To some extent, articles voicing concern about the conservation of the buildings and its artistic treasures have overlooked the parochial interests governing this decision, pointing to the Turkish government’s reneging on its commitment to a UNESCO world heritage site as the height of depravity. This point was easily picked up by Erdoğan’s media team who queried why an Islamic house of worship could not also function as world heritage, especially when the building had already served as one for almost 500 years. Much of the impetus for this statement came from expressions of concern about what would happen to the building’s (middle and late Byzantine) mosaics, and whether and how these would be covered during prayer times and beyond. The controversy about the mosaics was centred on the orientalist trope of Islamic iconoclasm — really, aniconism — even though we know that during the Ottoman period the mosaics of Hagia Sophia and the Chora Museum were sometimes on display.
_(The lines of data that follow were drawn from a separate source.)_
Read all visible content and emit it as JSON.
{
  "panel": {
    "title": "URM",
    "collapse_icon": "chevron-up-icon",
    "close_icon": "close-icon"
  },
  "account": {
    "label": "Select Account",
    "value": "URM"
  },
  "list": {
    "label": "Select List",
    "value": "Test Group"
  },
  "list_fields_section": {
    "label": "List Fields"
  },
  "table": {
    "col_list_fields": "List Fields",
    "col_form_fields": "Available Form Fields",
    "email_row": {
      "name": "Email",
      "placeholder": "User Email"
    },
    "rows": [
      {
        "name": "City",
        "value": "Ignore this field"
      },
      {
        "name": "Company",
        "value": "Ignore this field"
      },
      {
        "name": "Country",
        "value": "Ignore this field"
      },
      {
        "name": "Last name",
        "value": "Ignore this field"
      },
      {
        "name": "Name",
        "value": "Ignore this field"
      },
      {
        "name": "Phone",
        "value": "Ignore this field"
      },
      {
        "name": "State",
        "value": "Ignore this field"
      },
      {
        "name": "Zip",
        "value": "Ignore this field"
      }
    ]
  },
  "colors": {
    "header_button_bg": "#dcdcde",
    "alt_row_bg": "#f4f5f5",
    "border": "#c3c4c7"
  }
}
However, for the July 24 prayer, the apse mosaic depicting the Mother of God with the Christ child was loosely covered with white cloths held in place with anchored ropes and pulleys—a lucklustre and unnecessarily invasive solution. For now, we can still only speculate about the future covering/display of Hagia Sophia’s figural mosaics. Of course, the point here is that Hagia Sophia (as other multilayered monuments) should be view diachronically, across its layered history, as it is this relationship of histories that makes the building so compelling. And modern visitors who tour the building, out of curiosity or out of religious commitment, join the long history of travellers, who include medieval Arab travellers and diplomats or pilgrims from medieval Russia. Even the Byzantines used the building as a space for displaying their antiquities, such as imperial crowns. Thus, a cumulative view of human interaction with Hagia Sophia and its treasures shows that, official status or not, it will continue to function as a museum and, very likely, survive the current regime. However, the current outlook for Turkish society and the targets of the Turkish government’s expansionist policies, is much less optimistic.
All photos courtesy of the author